Though this “harsh winter” is only a few weeks in the making, apparently the sub zeros temperatures we’ve been experiencing in the Flathead – and by those living in other northwestern portions of the state – have already been felt in Arctic regions. That could make hunting for lemmings, their preferred food, difficult. Normally, an adult Snowy Owl may eat more than 1,600 lemmings a year, or three to five every day.
FOOD SOURCES CHANGE
Lemming populations are apparently changing right now, driving this evanescent owl south, where it is exchanging a diet of lemming and other mice-like creatures for rabbits.
That’s what happened several years ago when I photographed this ghost of the north, and it is happening again this winter. Bird watchers have reported a number of sightings, and should you see its ghost-like form set against a bank of snow, I think you’ll agree that it is indeed a magnificent owl.
Males are almost completely white-colored while females and young Snowy Owls have dark spots lining their bodies. Younger birds have more gray than white in their feathers, looking like dirty snow. Chests are barred with lines of black or gray and white, while their wings may have flecks of black among the white. I’ll leave it to you to decide whether this is a male, female or a young Snowy Owl.
Because these ghosts of the north need added protection against harsh weather both sexes have heavily feathered feet.
SNOWY OWL I.D.
If you’re out looking for Snoweys they may be difficult to see. A reporter at the Missoulian, one of the state’s larger papers, writes that Snowy owls are bigger than crows and smaller than eagles. “That doesn’t make them easy to spot,” says the reporter. “For much of the day, the owls sit like bumps in the furrowed field. They barely move, except to occasionally turn their heads. When immobile, snowy owls look like blobs of white frosting on an angel food cake.”
That, I think is a pretty apt description, and I’m delighted they’re back in the state.
EVER HEARD OF THE HAWK OWL?
Another owl that periodically shows up in Montana during harsh winters is the Hawk Owl. I know what they look like as I was able to photograph one four years ago in Jasper, Alberta, about 300 miles north. It was late fall, meaning winter was fast approaching this Canadian national park. If this winter turns out to be everything the Farmer’s Almanac predicts, then you should keep your eyes open for this diminutive little fellow.
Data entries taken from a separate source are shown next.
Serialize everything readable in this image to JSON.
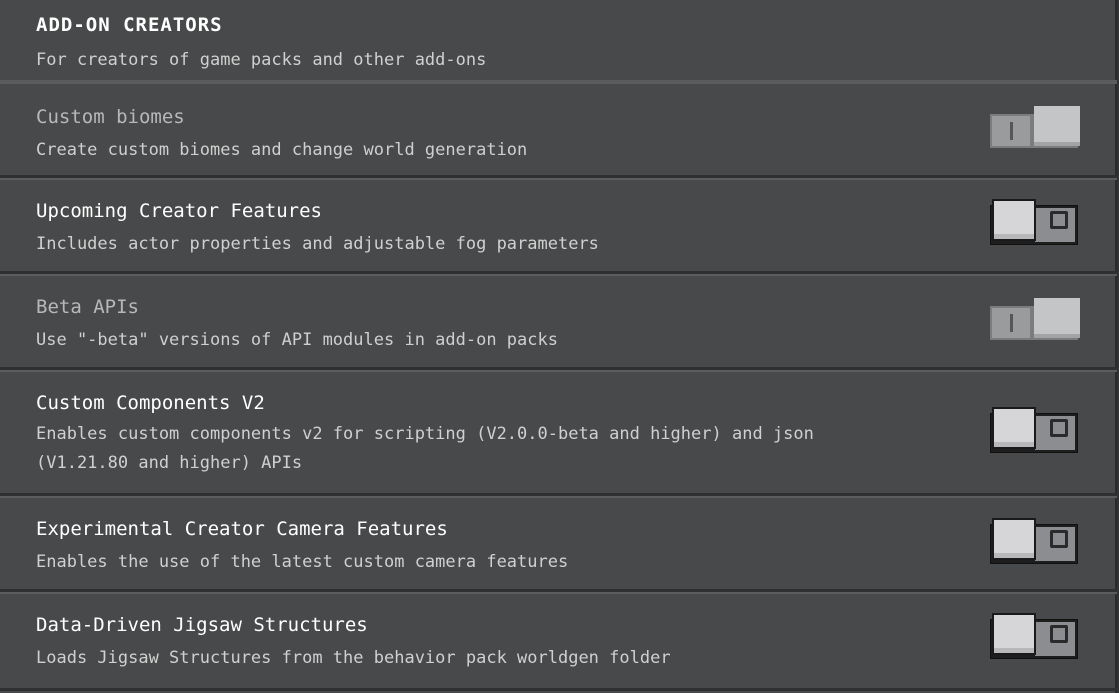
{
  "section": {
    "title": "ADD-ON CREATORS",
    "subtitle": "For creators of game packs and other add-ons"
  },
  "experiments": [
    {
      "title": "Custom biomes",
      "description": "Create custom biomes and change world generation",
      "enabled": true,
      "locked": true
    },
    {
      "title": "Upcoming Creator Features",
      "description": "Includes actor properties and adjustable fog parameters",
      "enabled": false,
      "locked": false
    },
    {
      "title": "Beta APIs",
      "description": "Use \"-beta\" versions of API modules in add-on packs",
      "enabled": true,
      "locked": true
    },
    {
      "title": "Custom Components V2",
      "description": "Enables custom components v2 for scripting (V2.0.0-beta and higher) and json (V1.21.80 and higher) APIs",
      "enabled": false,
      "locked": false
    },
    {
      "title": "Experimental Creator Camera Features",
      "description": "Enables the use of the latest custom camera features",
      "enabled": false,
      "locked": false
    },
    {
      "title": "Data-Driven Jigsaw Structures",
      "description": "Loads Jigsaw Structures from the behavior pack worldgen folder",
      "enabled": false,
      "locked": false
    }
  ],
  "colors": {
    "panel": "#48494a",
    "text_primary": "#ffffff",
    "text_secondary": "#d0d0d0",
    "text_disabled": "#b8b8b8"
  },
  "icons": {
    "toggle_on": "toggle-on-icon",
    "toggle_off": "toggle-off-icon"
  }
}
But you’ll have to look sharply as they are small.
We’re heading south just as soon as the weather moderates, so we probably won’t see a Hawk Owl near home. But if you’re turned on by rare birds and live in Montana, this winter could be a big one for you. But who knows, it may also be a first in the state for us, too, as the weather shows no sign of moderating. Right now it’s about 2 above, the wind is blowing, and the snow is coming down hard. Somehow we always find a window of opportunity that is conducive to towing our Airstream, but not always the precise date we have marked on our calendar.
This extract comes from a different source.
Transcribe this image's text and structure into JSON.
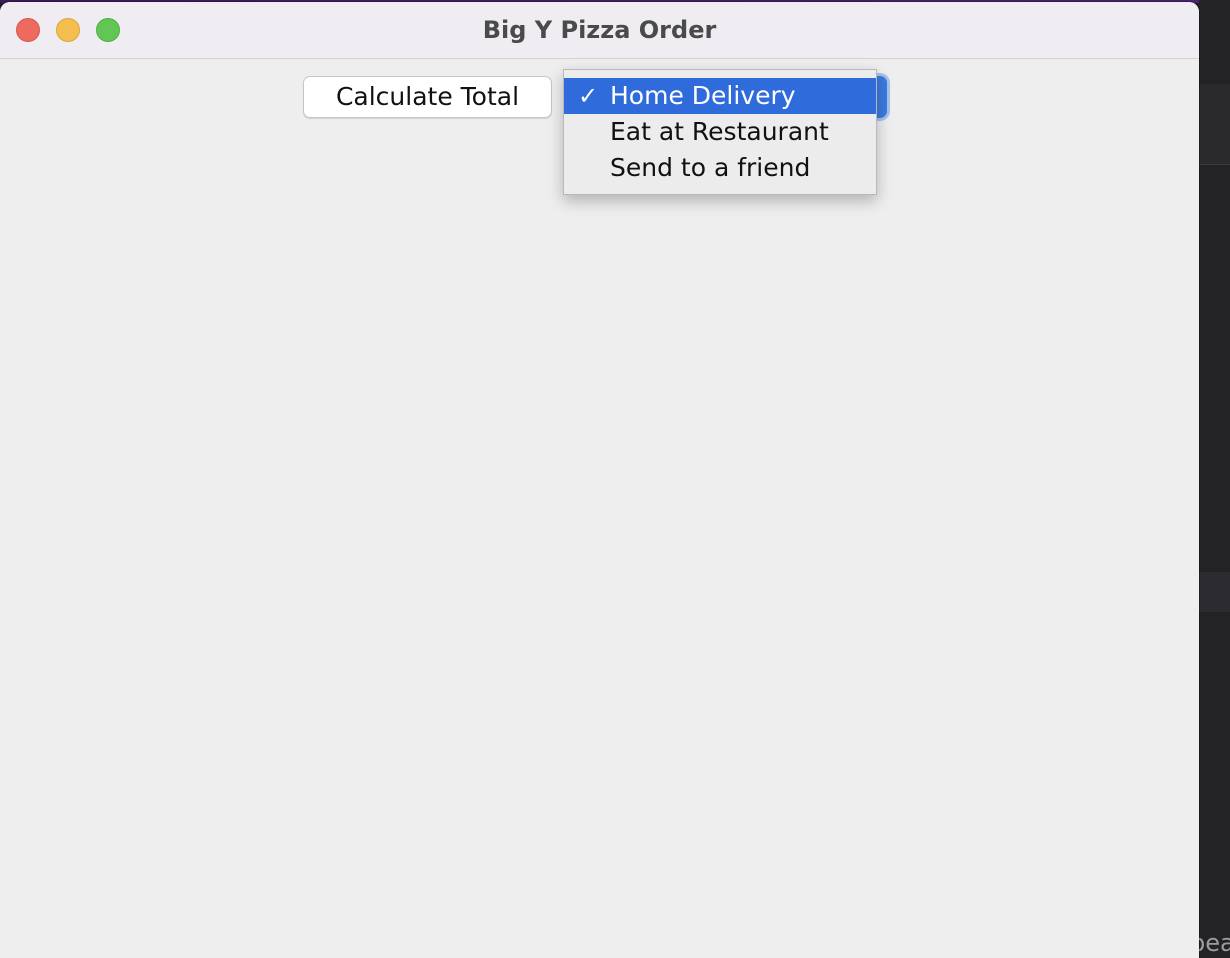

For information specific to Ninepipes, a refuge just south of us here in Northwest Montana, check the Owl Research Institute at http://www.owlinstitute.org Information on Kate Davis and Raptors of the Rockies can be found at: http://www.raptorsoftherockies.org.
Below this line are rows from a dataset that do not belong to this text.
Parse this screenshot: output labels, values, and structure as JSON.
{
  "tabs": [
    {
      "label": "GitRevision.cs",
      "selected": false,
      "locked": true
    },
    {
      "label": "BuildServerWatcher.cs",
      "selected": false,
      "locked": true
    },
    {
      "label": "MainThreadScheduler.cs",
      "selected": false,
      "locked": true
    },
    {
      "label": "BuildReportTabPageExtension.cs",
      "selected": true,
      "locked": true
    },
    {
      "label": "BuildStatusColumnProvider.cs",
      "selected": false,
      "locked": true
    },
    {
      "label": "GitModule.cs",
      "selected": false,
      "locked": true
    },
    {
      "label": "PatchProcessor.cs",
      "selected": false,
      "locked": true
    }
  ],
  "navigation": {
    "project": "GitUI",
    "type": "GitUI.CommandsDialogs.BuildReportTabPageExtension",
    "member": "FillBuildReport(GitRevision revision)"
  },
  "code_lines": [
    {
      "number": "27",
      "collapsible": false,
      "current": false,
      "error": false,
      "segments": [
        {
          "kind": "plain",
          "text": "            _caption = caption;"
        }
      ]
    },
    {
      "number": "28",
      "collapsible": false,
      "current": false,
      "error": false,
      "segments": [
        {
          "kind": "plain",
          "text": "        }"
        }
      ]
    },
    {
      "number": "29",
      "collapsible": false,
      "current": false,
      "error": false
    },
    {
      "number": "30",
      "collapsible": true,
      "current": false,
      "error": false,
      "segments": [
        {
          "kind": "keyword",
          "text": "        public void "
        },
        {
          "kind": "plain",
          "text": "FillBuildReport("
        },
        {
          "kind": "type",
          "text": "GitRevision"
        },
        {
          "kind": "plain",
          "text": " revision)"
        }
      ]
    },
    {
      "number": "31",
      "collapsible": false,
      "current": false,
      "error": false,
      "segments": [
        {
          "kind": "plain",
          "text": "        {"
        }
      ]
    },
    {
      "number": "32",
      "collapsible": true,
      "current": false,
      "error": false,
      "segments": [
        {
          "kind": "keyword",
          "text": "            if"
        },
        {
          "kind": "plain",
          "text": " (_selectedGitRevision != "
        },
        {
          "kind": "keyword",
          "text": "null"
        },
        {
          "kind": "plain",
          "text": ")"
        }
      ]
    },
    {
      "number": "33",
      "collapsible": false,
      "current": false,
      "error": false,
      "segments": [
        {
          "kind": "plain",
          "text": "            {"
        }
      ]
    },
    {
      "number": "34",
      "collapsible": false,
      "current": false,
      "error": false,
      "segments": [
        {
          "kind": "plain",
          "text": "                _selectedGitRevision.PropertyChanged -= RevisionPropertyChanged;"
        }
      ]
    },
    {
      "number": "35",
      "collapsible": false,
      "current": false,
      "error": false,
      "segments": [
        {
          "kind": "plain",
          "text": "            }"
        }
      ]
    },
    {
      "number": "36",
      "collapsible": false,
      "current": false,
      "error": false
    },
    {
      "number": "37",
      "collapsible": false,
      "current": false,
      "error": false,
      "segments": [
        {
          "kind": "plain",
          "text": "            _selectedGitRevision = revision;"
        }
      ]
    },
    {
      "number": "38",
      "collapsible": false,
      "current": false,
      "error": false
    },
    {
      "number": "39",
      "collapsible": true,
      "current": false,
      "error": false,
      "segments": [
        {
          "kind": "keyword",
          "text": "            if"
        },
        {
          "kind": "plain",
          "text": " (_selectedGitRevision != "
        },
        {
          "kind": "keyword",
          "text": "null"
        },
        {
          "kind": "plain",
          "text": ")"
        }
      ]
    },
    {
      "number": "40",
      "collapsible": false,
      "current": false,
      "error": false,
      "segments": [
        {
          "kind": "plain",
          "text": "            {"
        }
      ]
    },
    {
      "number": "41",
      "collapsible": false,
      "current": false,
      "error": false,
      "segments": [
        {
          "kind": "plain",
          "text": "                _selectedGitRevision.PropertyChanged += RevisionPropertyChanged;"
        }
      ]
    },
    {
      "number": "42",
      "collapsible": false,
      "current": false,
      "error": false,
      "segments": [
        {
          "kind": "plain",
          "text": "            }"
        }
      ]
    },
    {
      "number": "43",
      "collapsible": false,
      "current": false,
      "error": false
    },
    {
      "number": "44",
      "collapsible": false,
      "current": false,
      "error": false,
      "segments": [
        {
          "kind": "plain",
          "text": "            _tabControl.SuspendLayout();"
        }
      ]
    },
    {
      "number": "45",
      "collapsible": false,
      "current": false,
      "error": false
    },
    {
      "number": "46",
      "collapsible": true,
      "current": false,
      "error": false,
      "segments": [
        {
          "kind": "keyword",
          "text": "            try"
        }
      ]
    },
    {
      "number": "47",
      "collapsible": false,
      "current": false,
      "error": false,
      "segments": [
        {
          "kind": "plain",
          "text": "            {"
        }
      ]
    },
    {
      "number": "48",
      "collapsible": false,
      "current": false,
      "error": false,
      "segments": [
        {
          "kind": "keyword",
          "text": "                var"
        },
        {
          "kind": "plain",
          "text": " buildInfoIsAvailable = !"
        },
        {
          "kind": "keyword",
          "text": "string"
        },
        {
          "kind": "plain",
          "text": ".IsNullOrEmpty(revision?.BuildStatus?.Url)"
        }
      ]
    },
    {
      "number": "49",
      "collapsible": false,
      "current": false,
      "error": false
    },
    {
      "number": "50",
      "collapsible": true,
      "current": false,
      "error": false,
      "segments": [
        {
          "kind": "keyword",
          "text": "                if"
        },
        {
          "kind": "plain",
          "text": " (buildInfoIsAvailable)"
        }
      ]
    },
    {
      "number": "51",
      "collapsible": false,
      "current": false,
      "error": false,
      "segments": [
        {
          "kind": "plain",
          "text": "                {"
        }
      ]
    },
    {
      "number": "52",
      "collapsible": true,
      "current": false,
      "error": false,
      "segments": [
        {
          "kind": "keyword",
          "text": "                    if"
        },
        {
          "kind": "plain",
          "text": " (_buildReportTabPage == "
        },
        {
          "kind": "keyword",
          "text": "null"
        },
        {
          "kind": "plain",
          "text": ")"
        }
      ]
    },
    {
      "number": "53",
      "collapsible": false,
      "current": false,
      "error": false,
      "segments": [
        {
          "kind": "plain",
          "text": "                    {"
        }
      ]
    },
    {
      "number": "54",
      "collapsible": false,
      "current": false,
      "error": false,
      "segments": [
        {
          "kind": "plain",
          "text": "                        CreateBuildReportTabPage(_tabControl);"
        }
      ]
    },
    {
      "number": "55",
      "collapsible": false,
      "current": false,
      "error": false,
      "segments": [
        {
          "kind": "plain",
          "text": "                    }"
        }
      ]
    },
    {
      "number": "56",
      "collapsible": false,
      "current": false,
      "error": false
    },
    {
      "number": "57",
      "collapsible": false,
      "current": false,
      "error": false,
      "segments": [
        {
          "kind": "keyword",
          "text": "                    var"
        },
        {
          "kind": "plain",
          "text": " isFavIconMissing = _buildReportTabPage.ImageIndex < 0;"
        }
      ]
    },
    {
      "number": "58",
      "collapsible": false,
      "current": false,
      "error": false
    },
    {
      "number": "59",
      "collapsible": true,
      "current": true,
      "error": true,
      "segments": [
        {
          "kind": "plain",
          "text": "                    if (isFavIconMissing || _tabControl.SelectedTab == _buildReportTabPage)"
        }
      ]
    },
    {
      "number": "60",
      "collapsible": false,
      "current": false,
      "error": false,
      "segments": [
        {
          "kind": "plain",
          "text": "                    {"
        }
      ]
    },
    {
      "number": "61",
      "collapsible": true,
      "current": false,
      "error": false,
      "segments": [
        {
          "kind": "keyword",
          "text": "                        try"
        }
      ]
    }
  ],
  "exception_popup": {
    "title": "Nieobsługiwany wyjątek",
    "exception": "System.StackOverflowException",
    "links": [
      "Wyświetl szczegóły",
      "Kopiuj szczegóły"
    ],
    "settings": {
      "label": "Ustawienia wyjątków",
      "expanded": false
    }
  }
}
By doing a bit of poking you’ll find similar sites in your state.